If I’ve gained anything it’s an awareness of the need to maintain a degree of flexibility. The best I can hope for is to remain open and adapt what I do know to the requirements of my current position. Or, more accurately, learn how to keep my sights level while allowing the situation to call the shots.

My experience at the CUT strike was by no means isolated. People in Chile – and in other parts of the world – do this every day. They grow up with it. But how do you translate that for the green North American journalism intern?

After the workers’ strike I told several friends about my first taste of tear gas. The North American response: “Holy shit.” The Chilean response: “Welcome to Chile.”

Being A Visual Journalist

–Melissa Hoffman

When Flux decided to change things up, they put a bunch of creative minds in a room for two hours twice a week to hash it all out. These creators include writers, editors, copy editors, photographers, videographers, bloggers, tweeters, managers, designers, and webmasters. It seems as if the new journalist is a multi-tasker with a broad range of abilities, so at Flux Stories we all do a little bit of everything. And our press passes say “visual journalist.”

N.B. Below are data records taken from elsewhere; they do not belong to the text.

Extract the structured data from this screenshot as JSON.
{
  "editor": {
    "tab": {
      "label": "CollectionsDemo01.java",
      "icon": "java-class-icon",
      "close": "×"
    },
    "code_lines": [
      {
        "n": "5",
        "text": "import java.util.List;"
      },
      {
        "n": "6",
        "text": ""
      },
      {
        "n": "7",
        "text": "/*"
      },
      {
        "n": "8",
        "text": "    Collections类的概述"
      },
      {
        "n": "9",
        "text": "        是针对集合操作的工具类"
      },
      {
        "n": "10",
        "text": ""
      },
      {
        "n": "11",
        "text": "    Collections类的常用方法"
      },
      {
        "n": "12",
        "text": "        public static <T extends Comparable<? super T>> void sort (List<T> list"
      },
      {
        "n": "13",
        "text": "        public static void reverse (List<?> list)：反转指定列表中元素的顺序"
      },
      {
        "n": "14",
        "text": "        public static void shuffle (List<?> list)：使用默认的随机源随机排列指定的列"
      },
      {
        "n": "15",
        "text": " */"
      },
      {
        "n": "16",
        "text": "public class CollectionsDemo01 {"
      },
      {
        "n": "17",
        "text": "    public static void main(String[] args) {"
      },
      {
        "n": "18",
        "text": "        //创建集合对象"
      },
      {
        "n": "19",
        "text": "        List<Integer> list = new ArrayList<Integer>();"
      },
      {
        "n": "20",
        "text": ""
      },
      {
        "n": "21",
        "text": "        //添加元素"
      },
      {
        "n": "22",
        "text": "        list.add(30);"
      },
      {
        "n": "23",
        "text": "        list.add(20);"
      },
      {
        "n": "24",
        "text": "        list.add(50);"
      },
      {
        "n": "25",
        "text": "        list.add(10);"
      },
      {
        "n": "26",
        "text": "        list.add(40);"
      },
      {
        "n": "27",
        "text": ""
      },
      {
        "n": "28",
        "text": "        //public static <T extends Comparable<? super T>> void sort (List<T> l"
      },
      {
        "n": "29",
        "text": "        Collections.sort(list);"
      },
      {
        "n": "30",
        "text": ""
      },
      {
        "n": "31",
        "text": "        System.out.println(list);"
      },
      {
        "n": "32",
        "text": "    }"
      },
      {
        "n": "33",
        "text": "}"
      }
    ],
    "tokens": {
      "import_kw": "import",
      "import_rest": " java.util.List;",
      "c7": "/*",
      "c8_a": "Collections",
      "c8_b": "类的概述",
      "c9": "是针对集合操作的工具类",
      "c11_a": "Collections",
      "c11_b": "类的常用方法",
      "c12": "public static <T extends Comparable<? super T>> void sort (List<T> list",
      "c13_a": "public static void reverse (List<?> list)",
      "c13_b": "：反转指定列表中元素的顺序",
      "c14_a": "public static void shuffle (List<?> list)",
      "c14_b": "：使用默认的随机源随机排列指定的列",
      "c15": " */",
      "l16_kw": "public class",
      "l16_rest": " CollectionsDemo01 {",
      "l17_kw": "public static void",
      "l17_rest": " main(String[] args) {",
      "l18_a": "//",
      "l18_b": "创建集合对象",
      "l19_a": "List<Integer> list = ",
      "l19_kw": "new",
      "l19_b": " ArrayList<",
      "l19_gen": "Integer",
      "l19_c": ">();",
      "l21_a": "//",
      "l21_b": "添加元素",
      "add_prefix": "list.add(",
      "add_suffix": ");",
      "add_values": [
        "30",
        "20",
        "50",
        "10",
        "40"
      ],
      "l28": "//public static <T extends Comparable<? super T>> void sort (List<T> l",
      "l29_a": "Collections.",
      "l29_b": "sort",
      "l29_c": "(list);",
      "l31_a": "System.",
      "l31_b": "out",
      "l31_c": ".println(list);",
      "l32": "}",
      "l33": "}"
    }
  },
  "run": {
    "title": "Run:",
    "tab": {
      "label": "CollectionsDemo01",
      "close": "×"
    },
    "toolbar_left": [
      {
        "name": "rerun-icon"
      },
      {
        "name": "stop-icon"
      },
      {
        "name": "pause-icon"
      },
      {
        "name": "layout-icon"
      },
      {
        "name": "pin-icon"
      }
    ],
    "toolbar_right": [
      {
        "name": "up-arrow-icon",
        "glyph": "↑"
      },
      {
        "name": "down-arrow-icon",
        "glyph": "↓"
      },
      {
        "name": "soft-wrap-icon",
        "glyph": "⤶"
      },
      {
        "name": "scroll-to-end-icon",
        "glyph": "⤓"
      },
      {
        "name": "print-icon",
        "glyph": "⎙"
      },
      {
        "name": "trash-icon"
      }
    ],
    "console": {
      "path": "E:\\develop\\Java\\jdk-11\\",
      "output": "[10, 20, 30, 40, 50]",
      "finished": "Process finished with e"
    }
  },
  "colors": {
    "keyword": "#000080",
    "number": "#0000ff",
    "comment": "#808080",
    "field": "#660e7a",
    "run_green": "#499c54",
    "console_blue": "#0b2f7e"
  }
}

Instead of sticking to one specific aspect of magazine production, say photography or blogging, our visual journalists take on new roles each week.

My first week of production, I ventured to the ghosthunting event in the LLC. I interviewed students and jotted down quotes about paranormal activity in the Pioneer Cemetery, and seriously considered whether I believed in the ghosts supposedly floating around—those Pacific Paranormal folks are pretty convincing!

After I wrote the article, I turned it over to my peers to rip it apart, in the most productive way possible, of course. Several rounds of verb changes and spelling fixes later, I sent my final draft to be published on the Flux website. That week I was a reporter.

This week I was a production manager, which placed me on the other side of the editing process. Instead of writing the story or taking the photos, I edited for grammar and adjusted the white balance of images. I sent emails reminding folks to turn stuff in and gave feedback on everyone’s progress.

Essentially, we’re cultivating our creative powers during those two hours twice each week. We’re finding our niches as we experiment with new skills and different types of leadership roles. As we all figure out what’s working and who’s right for each job, we’re making Flux better than ever.